Following Bennett's comments on Netanyahu's "loss of values", the Prime Minister's office blamed the minister of damaging and disrupting Netanyahu's quest to "expose" Palestinian rejectionism. Today the PM's office upped the ante by hinting that if Bennett doesn't apologize to the Prime Minister he might lose his job – meaning his party will be thrown out of the coalition. There are "alternatives" to Bennett, as the people close to Netanyahu explain. That is possible, but not at all certain. And even if there are alternatives to Bennett, there are no alternatives to the Likud Party – and that party, the PM's party, is far from being a reliable backer of Netanyahu's policies.
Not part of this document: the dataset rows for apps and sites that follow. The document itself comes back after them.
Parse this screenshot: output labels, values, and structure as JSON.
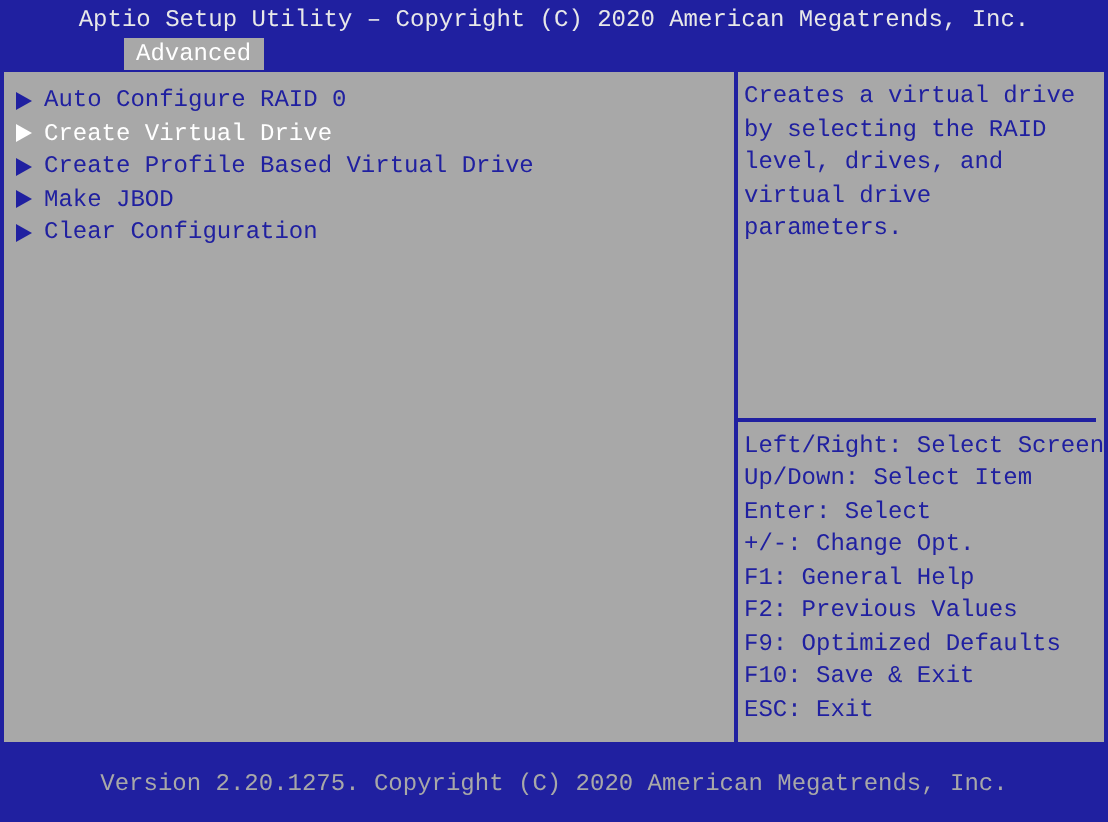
{
  "header": {
    "title": "Aptio Setup Utility – Copyright (C) 2020 American Megatrends, Inc.",
    "tabs": [
      {
        "label": "Advanced",
        "selected": true
      }
    ]
  },
  "menu": [
    {
      "label": "Auto Configure RAID 0",
      "selected": false
    },
    {
      "label": "Create Virtual Drive",
      "selected": true
    },
    {
      "label": "Create Profile Based Virtual Drive",
      "selected": false
    },
    {
      "label": "Make JBOD",
      "selected": false
    },
    {
      "label": "Clear Configuration",
      "selected": false
    }
  ],
  "help_text": [
    "Creates a virtual drive",
    "by selecting the RAID",
    "level, drives, and",
    "virtual drive",
    "parameters."
  ],
  "key_help": [
    "Left/Right: Select Screen",
    "Up/Down: Select Item",
    "Enter: Select",
    "+/-: Change Opt.",
    "F1: General Help",
    "F2: Previous Values",
    "F9: Optimized Defaults",
    "F10: Save & Exit",
    "ESC: Exit"
  ],
  "footer": "Version 2.20.1275. Copyright (C) 2020 American Megatrends, Inc."
}
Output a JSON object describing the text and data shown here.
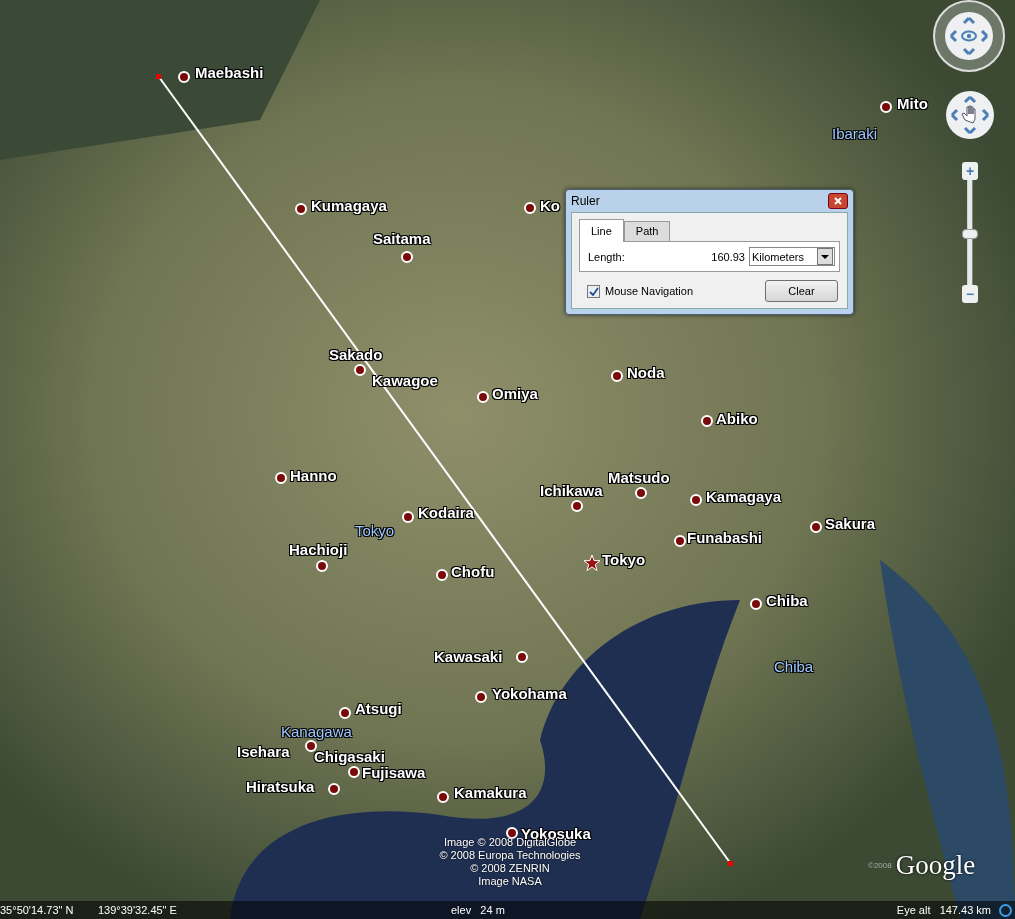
{
  "places": [
    {
      "name": "Maebashi",
      "kind": "city"
    },
    {
      "name": "Mito",
      "kind": "city"
    },
    {
      "name": "Ibaraki",
      "kind": "prefecture"
    },
    {
      "name": "Ko",
      "kind": "city"
    },
    {
      "name": "Kumagaya",
      "kind": "city"
    },
    {
      "name": "Saitama",
      "kind": "city"
    },
    {
      "name": "Sakado",
      "kind": "city"
    },
    {
      "name": "Kawagoe",
      "kind": "city"
    },
    {
      "name": "Omiya",
      "kind": "city"
    },
    {
      "name": "Noda",
      "kind": "city"
    },
    {
      "name": "Abiko",
      "kind": "city"
    },
    {
      "name": "Hanno",
      "kind": "city"
    },
    {
      "name": "Matsudo",
      "kind": "city"
    },
    {
      "name": "Ichikawa",
      "kind": "city"
    },
    {
      "name": "Kamagaya",
      "kind": "city"
    },
    {
      "name": "Kodaira",
      "kind": "city"
    },
    {
      "name": "Tokyo",
      "kind": "prefecture"
    },
    {
      "name": "Sakura",
      "kind": "city"
    },
    {
      "name": "Funabashi",
      "kind": "city"
    },
    {
      "name": "Hachioji",
      "kind": "city"
    },
    {
      "name": "Tokyo",
      "kind": "capital"
    },
    {
      "name": "Chofu",
      "kind": "city"
    },
    {
      "name": "Chiba",
      "kind": "city"
    },
    {
      "name": "Chiba",
      "kind": "prefecture"
    },
    {
      "name": "Kawasaki",
      "kind": "city"
    },
    {
      "name": "Yokohama",
      "kind": "city"
    },
    {
      "name": "Atsugi",
      "kind": "city"
    },
    {
      "name": "Kanagawa",
      "kind": "prefecture"
    },
    {
      "name": "Isehara",
      "kind": "city"
    },
    {
      "name": "Chigasaki",
      "kind": "city"
    },
    {
      "name": "Fujisawa",
      "kind": "city"
    },
    {
      "name": "Hiratsuka",
      "kind": "city"
    },
    {
      "name": "Kamakura",
      "kind": "city"
    },
    {
      "name": "Yokosuka",
      "kind": "city"
    }
  ],
  "attribution": [
    "Image © 2008 DigitalGlobe",
    "© 2008 Europa Technologies",
    "© 2008 ZENRIN",
    "Image NASA"
  ],
  "logo": {
    "text": "Google",
    "year": "©2008"
  },
  "zoom_slider": {
    "zoom_in": "+",
    "zoom_out": "−",
    "level": 0.5
  },
  "ruler": {
    "title": "Ruler",
    "tabs": [
      {
        "label": "Line",
        "selected": true
      },
      {
        "label": "Path",
        "selected": false
      }
    ],
    "length_label": "Length:",
    "length_value": "160.93",
    "unit": "Kilometers",
    "mouse_navigation": {
      "label": "Mouse Navigation",
      "checked": true
    },
    "clear_button": "Clear"
  },
  "status_bar": {
    "latitude": "35°50'14.73\" N",
    "longitude": "139°39'32.45\" E",
    "elevation": "elev   24 m",
    "eye_altitude": "Eye alt   147.43 km"
  }
}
Bennett was hardly alone in criticizing the Prime Minister for his suggestion that settlers might live under Palestinian rule. Some ideas, a senior Likud member told me, are better not said, not even as a clever distraction, not even as part of an attempt to "expose" Abbas' refusal to accept any plan. "Remember Ehud Barak's brilliant idea to expose Arafat and where it got us", he told me. Yes, he agreed, Arafat was exposed as a terrorist and as an unworthy leader, but the result was a wave of terrorism, and a later return to the proposals made by Barak. In recent days, very few senior Likud members have agreed to defend the PM's position in public (Tzahi Hanegbi is the exception).
Of course, all of this might be much ado about nothing. Yet the more screaming one hears from the right, the more one gets the impression that something is cooking that is highly troubling for its members. And the more Netanyahu plays hardball with Bennett, the more one gets the feeling that he is looking for either an excuse to reshuffle his coalition in a way that will make it possible for him to accept the Kerry document – or for a way to simply impress Kerry with his seriousness. Here is a Prime Minister that is willing to go as far as risking his coalition in his quest for peace.
Whatever the case, I'd bet on Netanyahu to win this round with Bennett. He is more experienced, has more tricks in the bag, and more cards to play with, at least for now (just remember how it took him very little time to make YairLapid – the supposed great rival – seem small).
Still, this round is only a prelude to more rounds. And it is a sign of a coalition in real trouble. Yes, according to the polls the coalition has a reasonable majority with which to pass legislation and make important decisions. But the poll picture doesn't tell the whole story (and we apologize for some problems with J Meter because of the transition to the new site, it will all be fixed soon. Nevertheless, our poll-trend page is updated – take a look). The real story is that the coalition is stable as long as it doesn't pass important legislation; it is stable if it doesn't need to make important decisions. The coalition is perfectly capable of ruling Israel – but not if Kerry has it right, not if Israel and the Palestinians truly are at a "critical point".